Exercise requirements
Filter the entries, keeping every line with the string "Smith".

Entries supplied
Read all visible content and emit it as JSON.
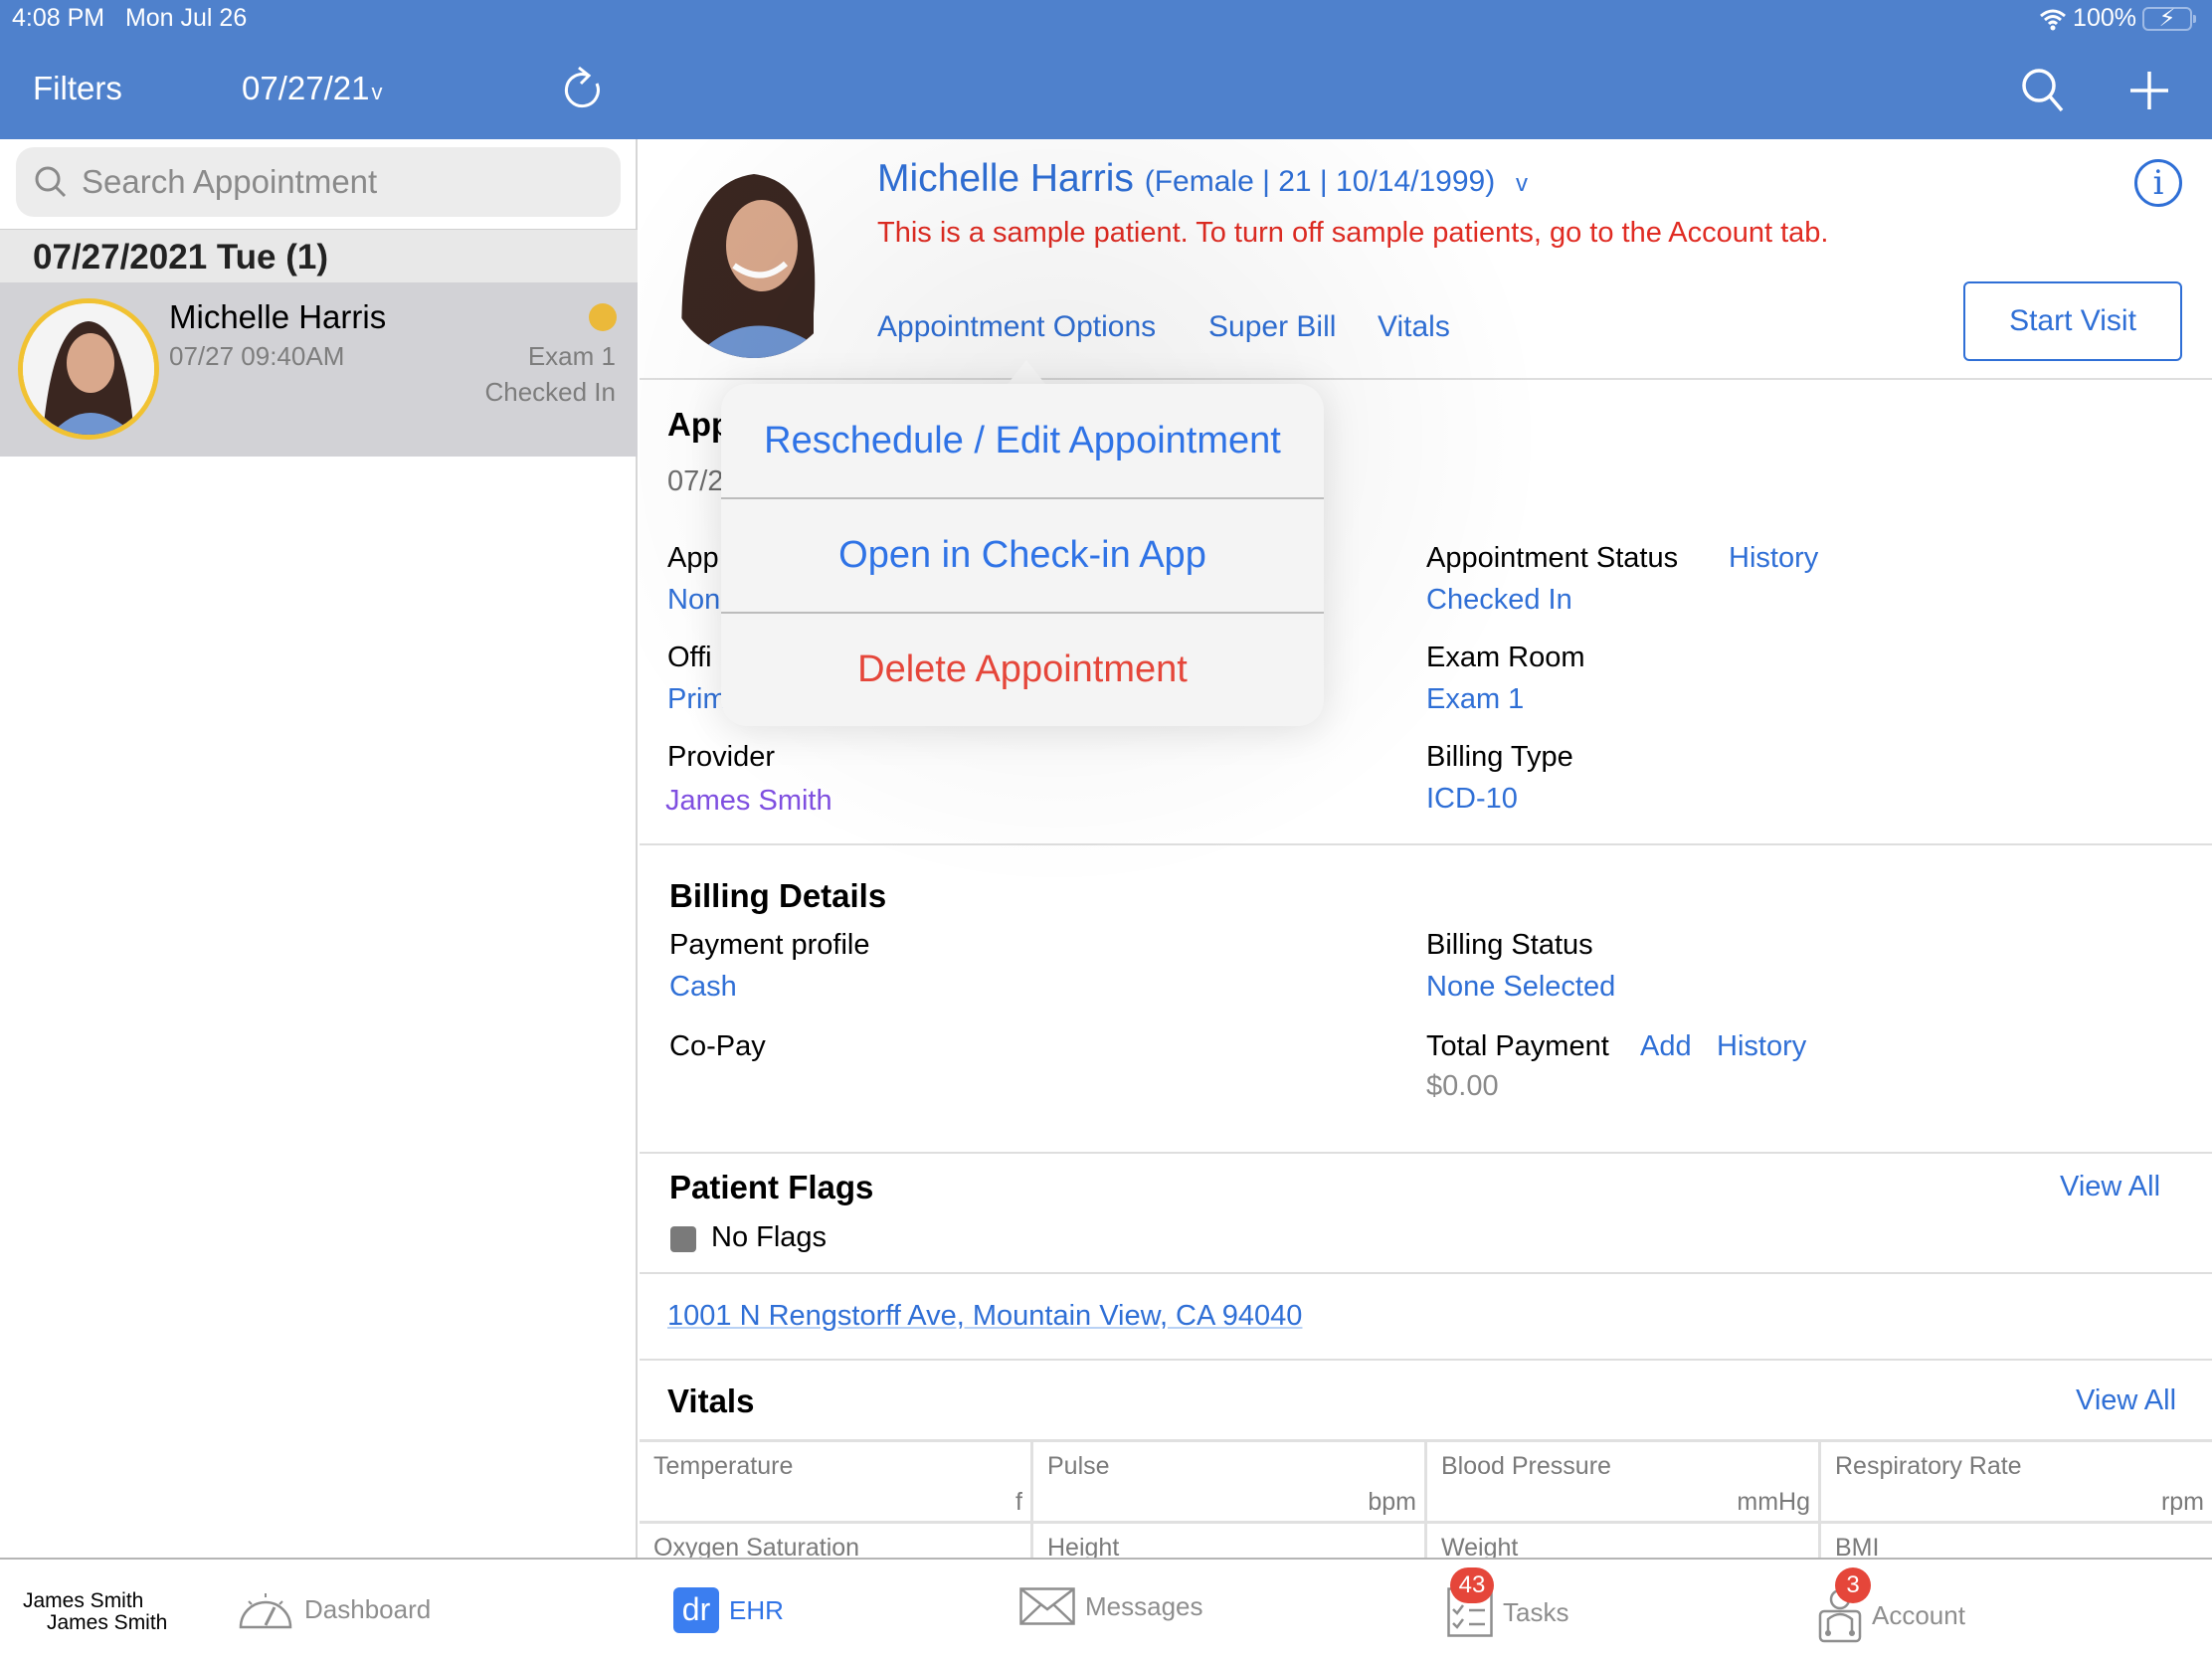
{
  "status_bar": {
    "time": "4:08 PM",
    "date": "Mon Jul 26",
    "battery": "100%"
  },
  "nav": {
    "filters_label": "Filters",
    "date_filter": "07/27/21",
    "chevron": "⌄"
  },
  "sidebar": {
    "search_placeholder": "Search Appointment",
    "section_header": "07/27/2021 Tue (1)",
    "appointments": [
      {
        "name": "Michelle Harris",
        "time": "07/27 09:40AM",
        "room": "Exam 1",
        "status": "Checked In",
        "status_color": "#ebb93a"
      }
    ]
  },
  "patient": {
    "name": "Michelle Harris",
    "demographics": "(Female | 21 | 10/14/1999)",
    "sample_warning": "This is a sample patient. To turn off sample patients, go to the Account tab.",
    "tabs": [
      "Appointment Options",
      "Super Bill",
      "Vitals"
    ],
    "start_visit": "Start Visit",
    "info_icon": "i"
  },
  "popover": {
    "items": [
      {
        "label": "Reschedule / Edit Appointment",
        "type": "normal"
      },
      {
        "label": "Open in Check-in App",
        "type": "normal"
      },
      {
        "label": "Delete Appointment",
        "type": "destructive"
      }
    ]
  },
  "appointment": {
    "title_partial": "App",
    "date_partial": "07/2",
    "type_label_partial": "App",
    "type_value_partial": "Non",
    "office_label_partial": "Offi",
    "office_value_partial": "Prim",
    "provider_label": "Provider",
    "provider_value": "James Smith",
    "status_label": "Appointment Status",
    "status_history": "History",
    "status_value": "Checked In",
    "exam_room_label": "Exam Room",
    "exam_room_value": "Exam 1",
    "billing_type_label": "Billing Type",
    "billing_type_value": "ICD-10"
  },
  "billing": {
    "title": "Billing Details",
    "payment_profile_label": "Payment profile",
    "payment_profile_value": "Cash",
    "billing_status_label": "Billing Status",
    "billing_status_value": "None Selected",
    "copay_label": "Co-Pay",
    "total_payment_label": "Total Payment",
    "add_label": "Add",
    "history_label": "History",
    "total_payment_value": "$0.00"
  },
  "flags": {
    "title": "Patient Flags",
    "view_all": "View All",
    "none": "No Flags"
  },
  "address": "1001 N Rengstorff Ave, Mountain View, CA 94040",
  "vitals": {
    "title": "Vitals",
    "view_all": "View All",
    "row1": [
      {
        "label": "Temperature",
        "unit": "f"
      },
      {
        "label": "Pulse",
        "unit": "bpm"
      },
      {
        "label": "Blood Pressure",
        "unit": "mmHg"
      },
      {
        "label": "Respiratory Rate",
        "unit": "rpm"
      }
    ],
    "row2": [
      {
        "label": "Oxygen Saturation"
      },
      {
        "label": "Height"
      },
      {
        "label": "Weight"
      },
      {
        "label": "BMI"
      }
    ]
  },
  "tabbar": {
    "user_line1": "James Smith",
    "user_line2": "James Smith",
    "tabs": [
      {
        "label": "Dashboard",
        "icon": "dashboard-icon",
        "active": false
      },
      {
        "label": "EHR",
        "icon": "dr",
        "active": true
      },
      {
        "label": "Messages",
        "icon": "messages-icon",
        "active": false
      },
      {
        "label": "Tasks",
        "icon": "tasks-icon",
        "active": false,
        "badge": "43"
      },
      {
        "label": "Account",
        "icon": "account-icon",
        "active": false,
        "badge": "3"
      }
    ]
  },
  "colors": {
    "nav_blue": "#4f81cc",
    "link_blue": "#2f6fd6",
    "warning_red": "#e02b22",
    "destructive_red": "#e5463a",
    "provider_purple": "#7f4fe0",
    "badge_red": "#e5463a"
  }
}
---
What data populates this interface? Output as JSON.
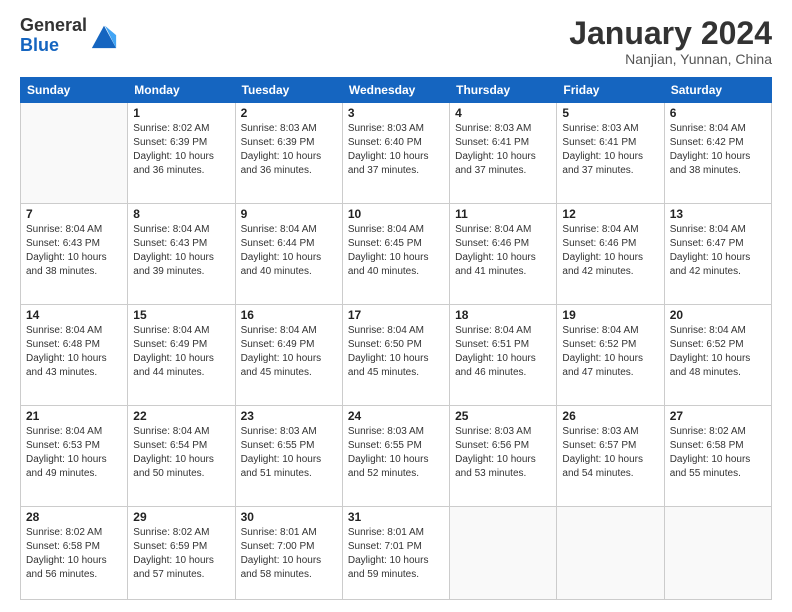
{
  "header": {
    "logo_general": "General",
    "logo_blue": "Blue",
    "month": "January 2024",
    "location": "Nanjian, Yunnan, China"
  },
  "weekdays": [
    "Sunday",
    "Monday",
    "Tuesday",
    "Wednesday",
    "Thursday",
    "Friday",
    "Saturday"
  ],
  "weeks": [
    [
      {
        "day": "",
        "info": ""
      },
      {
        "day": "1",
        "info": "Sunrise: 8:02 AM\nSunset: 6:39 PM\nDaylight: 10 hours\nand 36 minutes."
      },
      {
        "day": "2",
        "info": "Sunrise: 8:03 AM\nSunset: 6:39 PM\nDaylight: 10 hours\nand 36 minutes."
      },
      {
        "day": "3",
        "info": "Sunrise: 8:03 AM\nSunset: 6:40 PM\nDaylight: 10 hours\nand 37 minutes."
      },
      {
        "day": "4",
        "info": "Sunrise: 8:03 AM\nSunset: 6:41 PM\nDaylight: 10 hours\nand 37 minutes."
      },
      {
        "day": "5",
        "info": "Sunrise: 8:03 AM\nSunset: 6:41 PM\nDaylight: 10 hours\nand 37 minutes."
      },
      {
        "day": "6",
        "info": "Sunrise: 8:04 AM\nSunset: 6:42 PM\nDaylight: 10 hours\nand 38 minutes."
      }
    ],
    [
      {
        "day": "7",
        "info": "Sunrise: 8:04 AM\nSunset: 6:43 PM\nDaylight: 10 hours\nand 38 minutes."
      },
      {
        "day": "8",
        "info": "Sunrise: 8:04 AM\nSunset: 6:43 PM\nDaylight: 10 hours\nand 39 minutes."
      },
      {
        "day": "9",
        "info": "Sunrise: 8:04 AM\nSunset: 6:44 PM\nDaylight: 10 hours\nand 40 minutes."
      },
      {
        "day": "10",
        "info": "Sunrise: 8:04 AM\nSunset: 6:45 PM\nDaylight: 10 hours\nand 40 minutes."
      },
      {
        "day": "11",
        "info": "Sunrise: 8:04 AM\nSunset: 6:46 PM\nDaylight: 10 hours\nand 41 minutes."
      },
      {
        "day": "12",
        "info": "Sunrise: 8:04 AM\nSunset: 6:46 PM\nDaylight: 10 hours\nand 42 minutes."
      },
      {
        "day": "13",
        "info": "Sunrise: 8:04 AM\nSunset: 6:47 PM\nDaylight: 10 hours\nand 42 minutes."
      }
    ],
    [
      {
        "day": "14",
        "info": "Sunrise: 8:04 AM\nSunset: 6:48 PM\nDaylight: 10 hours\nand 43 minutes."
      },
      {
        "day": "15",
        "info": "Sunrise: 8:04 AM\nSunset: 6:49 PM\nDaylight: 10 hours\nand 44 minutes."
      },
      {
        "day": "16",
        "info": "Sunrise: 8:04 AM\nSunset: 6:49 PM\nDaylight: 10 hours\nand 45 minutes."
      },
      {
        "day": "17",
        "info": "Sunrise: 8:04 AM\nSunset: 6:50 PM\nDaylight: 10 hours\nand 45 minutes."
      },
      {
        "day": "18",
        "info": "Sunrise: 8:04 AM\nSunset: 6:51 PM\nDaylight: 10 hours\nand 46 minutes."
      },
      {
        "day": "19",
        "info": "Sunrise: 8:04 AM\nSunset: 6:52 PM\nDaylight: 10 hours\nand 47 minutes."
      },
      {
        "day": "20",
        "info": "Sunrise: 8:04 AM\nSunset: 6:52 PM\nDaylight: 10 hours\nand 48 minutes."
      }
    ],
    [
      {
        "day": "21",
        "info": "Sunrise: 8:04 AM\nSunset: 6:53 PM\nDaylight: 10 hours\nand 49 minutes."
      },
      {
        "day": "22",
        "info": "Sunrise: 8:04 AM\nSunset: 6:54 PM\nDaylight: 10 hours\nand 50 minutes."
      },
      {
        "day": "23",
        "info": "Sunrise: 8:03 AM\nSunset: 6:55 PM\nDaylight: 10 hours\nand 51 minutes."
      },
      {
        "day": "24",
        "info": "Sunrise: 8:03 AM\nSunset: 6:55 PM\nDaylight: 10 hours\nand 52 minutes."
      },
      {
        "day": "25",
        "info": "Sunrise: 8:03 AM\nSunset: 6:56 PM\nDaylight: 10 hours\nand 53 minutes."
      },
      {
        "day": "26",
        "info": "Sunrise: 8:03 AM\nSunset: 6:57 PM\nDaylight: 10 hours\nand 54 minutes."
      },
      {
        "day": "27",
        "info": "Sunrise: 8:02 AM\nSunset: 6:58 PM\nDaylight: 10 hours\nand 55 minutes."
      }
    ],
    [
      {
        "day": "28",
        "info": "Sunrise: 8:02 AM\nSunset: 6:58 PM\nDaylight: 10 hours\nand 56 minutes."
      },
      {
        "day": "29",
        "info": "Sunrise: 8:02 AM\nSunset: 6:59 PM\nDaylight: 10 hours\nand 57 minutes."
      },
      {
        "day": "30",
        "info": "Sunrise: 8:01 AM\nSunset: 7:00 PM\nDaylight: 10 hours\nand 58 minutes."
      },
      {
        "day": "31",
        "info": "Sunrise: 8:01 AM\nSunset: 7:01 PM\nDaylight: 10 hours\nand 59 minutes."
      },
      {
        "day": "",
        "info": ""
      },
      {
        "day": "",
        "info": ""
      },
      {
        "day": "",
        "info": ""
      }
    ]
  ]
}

Answer for the task
    "provider_value": "James Smith",
    "user_line1": "James Smith",
    "user_line2": "James Smith",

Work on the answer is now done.